We just aren't good at saying how we really feel both because we sometimes don't know how we really feel and also because we don't always feel safe to share it.

But you know what emotion is always safe? Anger. People fear anger, people comply with anger, people seem to respect anger. It's amazing to me how easy it is for the same person who can't show their hurt, to show their anger. I get the vulnerability piece, and so I guess what truly amazes me is that we don't see anger for the vulnerability it causes. If you just take a second to think of all the dumb things you've ever said or done simply out of anger, however, you'll probably get the vulnerability piece I'm referencing. I myself can easily think of situations where I let anger or apathy takeover because I just didn't want to "go there in my feelings..."

All of this would be well and good except that it hinders our ability to really communicate. If Nene had either known how or felt safe enough to tell Sheree, "listen, I'm really sincerely hurt that you would believe this man having never checked with me" and if Sheree felt that sincerity, their whole conversation would've gone differently. Both of them wanted an apology from the other and neither of them knew how to extract it in a healthy way.

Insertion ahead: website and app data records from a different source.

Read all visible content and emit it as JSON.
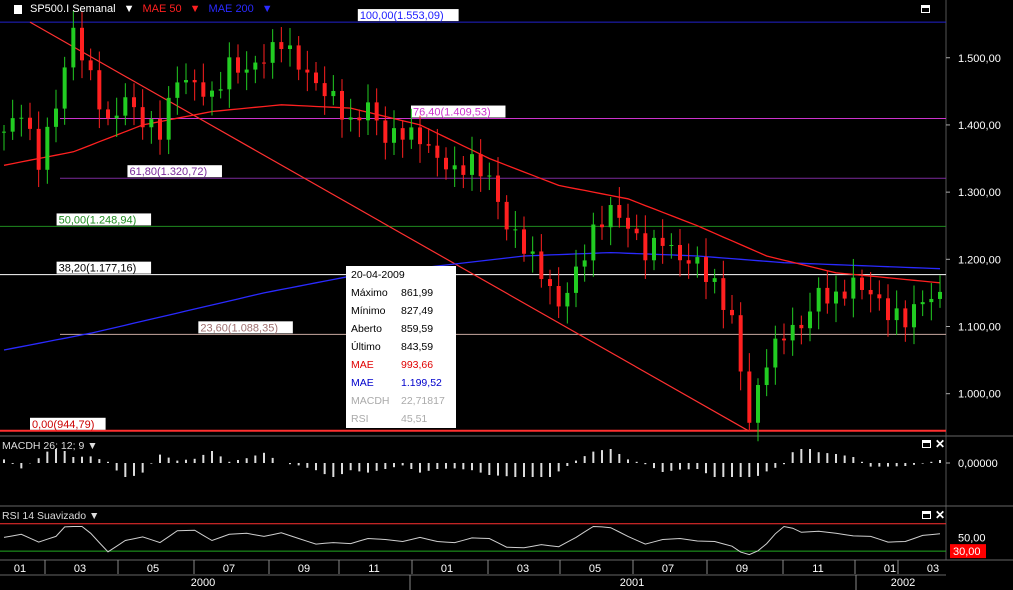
{
  "header": {
    "symbol": "SP500.I Semanal",
    "ma1": "MAE 50",
    "ma2": "MAE 200",
    "symbol_color": "#ffffff",
    "ma1_color": "#ff2020",
    "ma2_color": "#2a2aff"
  },
  "tooltip": {
    "date": "20-04-2009",
    "rows": [
      {
        "label": "Máximo",
        "value": "861,99",
        "color": "#000000"
      },
      {
        "label": "Mínimo",
        "value": "827,49",
        "color": "#000000"
      },
      {
        "label": "Aberto",
        "value": "859,59",
        "color": "#000000"
      },
      {
        "label": "Último",
        "value": "843,59",
        "color": "#000000"
      },
      {
        "label": "MAE",
        "value": "993,66",
        "color": "#e00000"
      },
      {
        "label": "MAE",
        "value": "1.199,52",
        "color": "#0000cc"
      },
      {
        "label": "MACDH",
        "value": "22,71817",
        "color": "#aaaaaa"
      },
      {
        "label": "RSI",
        "value": "45,51",
        "color": "#aaaaaa"
      }
    ]
  },
  "panes": {
    "macd_title": "MACDH 26; 12; 9",
    "rsi_title": "RSI 14 Suavizado",
    "macd_axis_label": "0,00000",
    "rsi_axis_label": "50,00",
    "rsi_current": "30,00"
  },
  "chart_data": {
    "type": "candlestick",
    "y_range": [
      940,
      1580
    ],
    "y_ticks": [
      {
        "value": 1500,
        "label": "1.500,00"
      },
      {
        "value": 1400,
        "label": "1.400,00"
      },
      {
        "value": 1300,
        "label": "1.300,00"
      },
      {
        "value": 1200,
        "label": "1.200,00"
      },
      {
        "value": 1100,
        "label": "1.100,00"
      },
      {
        "value": 1000,
        "label": "1.000,00"
      }
    ],
    "fib_levels": [
      {
        "value": 1553.09,
        "label": "100,00(1.553,09)",
        "color": "#2222cc",
        "label_color": "#1c1cff",
        "pos": 0.37
      },
      {
        "value": 1409.53,
        "label": "76,40(1.409,53)",
        "color": "#cc33cc",
        "label_color": "#cc33cc",
        "pos": 0.43
      },
      {
        "value": 1320.72,
        "label": "61,80(1.320,72)",
        "color": "#7a2a9a",
        "label_color": "#7a2a9a",
        "pos": 0.11
      },
      {
        "value": 1248.94,
        "label": "50,00(1.248,94)",
        "color": "#1f8a1f",
        "label_color": "#1f8a1f",
        "pos": 0.03
      },
      {
        "value": 1177.16,
        "label": "38,20(1.177,16)",
        "color": "#ffffff",
        "label_color": "#000000",
        "pos": 0.03
      },
      {
        "value": 1088.35,
        "label": "23,60(1.088,35)",
        "color": "#c8a8a0",
        "label_color": "#a07070",
        "pos": 0.19
      },
      {
        "value": 944.79,
        "label": "0,00(944,79)",
        "color": "#ff3030",
        "label_color": "#cc0000",
        "pos": 0.0
      }
    ],
    "x_month_labels": [
      "01",
      "03",
      "05",
      "07",
      "09",
      "11",
      "01",
      "03",
      "05",
      "07",
      "09",
      "11",
      "01",
      "03"
    ],
    "x_year_labels": [
      "2000",
      "2001",
      "2002"
    ],
    "trendline": {
      "from": [
        3,
        1553
      ],
      "to": [
        86,
        944
      ]
    },
    "ohlc_weeks": 109,
    "close_path": [
      [
        0,
        1390
      ],
      [
        2,
        1420
      ],
      [
        4,
        1345
      ],
      [
        6,
        1430
      ],
      [
        8,
        1540
      ],
      [
        10,
        1470
      ],
      [
        12,
        1400
      ],
      [
        14,
        1440
      ],
      [
        16,
        1405
      ],
      [
        18,
        1390
      ],
      [
        20,
        1470
      ],
      [
        22,
        1460
      ],
      [
        24,
        1440
      ],
      [
        26,
        1490
      ],
      [
        28,
        1480
      ],
      [
        30,
        1500
      ],
      [
        32,
        1525
      ],
      [
        34,
        1490
      ],
      [
        36,
        1460
      ],
      [
        38,
        1440
      ],
      [
        40,
        1400
      ],
      [
        42,
        1430
      ],
      [
        44,
        1380
      ],
      [
        46,
        1390
      ],
      [
        48,
        1380
      ],
      [
        50,
        1350
      ],
      [
        52,
        1330
      ],
      [
        54,
        1345
      ],
      [
        56,
        1320
      ],
      [
        58,
        1250
      ],
      [
        60,
        1220
      ],
      [
        62,
        1180
      ],
      [
        64,
        1130
      ],
      [
        66,
        1180
      ],
      [
        68,
        1240
      ],
      [
        70,
        1275
      ],
      [
        72,
        1250
      ],
      [
        74,
        1210
      ],
      [
        76,
        1230
      ],
      [
        78,
        1200
      ],
      [
        80,
        1195
      ],
      [
        82,
        1160
      ],
      [
        84,
        1110
      ],
      [
        86,
        960
      ],
      [
        88,
        1050
      ],
      [
        90,
        1090
      ],
      [
        92,
        1100
      ],
      [
        94,
        1150
      ],
      [
        96,
        1140
      ],
      [
        98,
        1165
      ],
      [
        100,
        1150
      ],
      [
        102,
        1120
      ],
      [
        104,
        1110
      ],
      [
        106,
        1140
      ],
      [
        108,
        1145
      ]
    ],
    "ma50_path": [
      [
        0,
        1340
      ],
      [
        8,
        1360
      ],
      [
        16,
        1400
      ],
      [
        24,
        1420
      ],
      [
        32,
        1430
      ],
      [
        40,
        1425
      ],
      [
        48,
        1400
      ],
      [
        56,
        1350
      ],
      [
        64,
        1310
      ],
      [
        72,
        1290
      ],
      [
        80,
        1250
      ],
      [
        88,
        1205
      ],
      [
        96,
        1180
      ],
      [
        104,
        1170
      ],
      [
        108,
        1165
      ]
    ],
    "ma200_path": [
      [
        0,
        1065
      ],
      [
        10,
        1090
      ],
      [
        20,
        1120
      ],
      [
        30,
        1150
      ],
      [
        40,
        1175
      ],
      [
        50,
        1190
      ],
      [
        60,
        1205
      ],
      [
        70,
        1210
      ],
      [
        80,
        1205
      ],
      [
        90,
        1195
      ],
      [
        100,
        1190
      ],
      [
        108,
        1186
      ]
    ]
  }
}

I'm reminded of an exchange I had with a friend one time where I think I was just frustrated with their backwards ass way of showing affection. So many times I've heard people say "I wouldn't (enter annoying/harmful/stupid thing) if I didn't love you..." and think that was ok. This friend was one of those people, though they weren't even keen on saying that much. I was just supposed to know that when it felt like they were mentally and emotionally poking me over and over with a pen, it meant they trusted me and cared about me. It didn't help that they were miserable at the time, themselves. In any case, one day I had had enough. I was having a bad day and here this friend comes needing me to support them through yet another day of self-imposed bullshit and I literally didn't have it in me to go there, so I shut down, as I'm apt to do when I feel something but either don't know how or don't feel safe enough to express it. They picked up on my shutting down as anger (an emotion everyone is really good at expressing) and fell apart in my little hands. Just about anything I'd ever wanted to hear them say, I got out of them that day. Not since then, though.

That emotional inability -- both my friend's to really just tell me that I was appreciated and mine to adequately express that I was feeling smothered and annoyed -- is like emotional blackmail. If you're not expressing your real feelings in an attempt to extract a particular emotion from me, that's wrong and you need to cut it out.

I'll end with an example I think we can all see in our own lives: A man meets a woman he's really interested in. He thinks she's great, maybe even the one. His only problem is that he's already got a boo-thang who he thinks he might be in love with. He's pretty sure if he tells either about the other, they'll both tell him to kick rocks and so he doesn't tell either about the other. His inability to choose means two women think they have something real and one of, if not both of them, are in for a rude awakening. This is the same thing that happens when you can't express your emotions adequately. I'm thinking you feel one way and I respond to you accordingly only to find out you feel another...

Not the business, yo.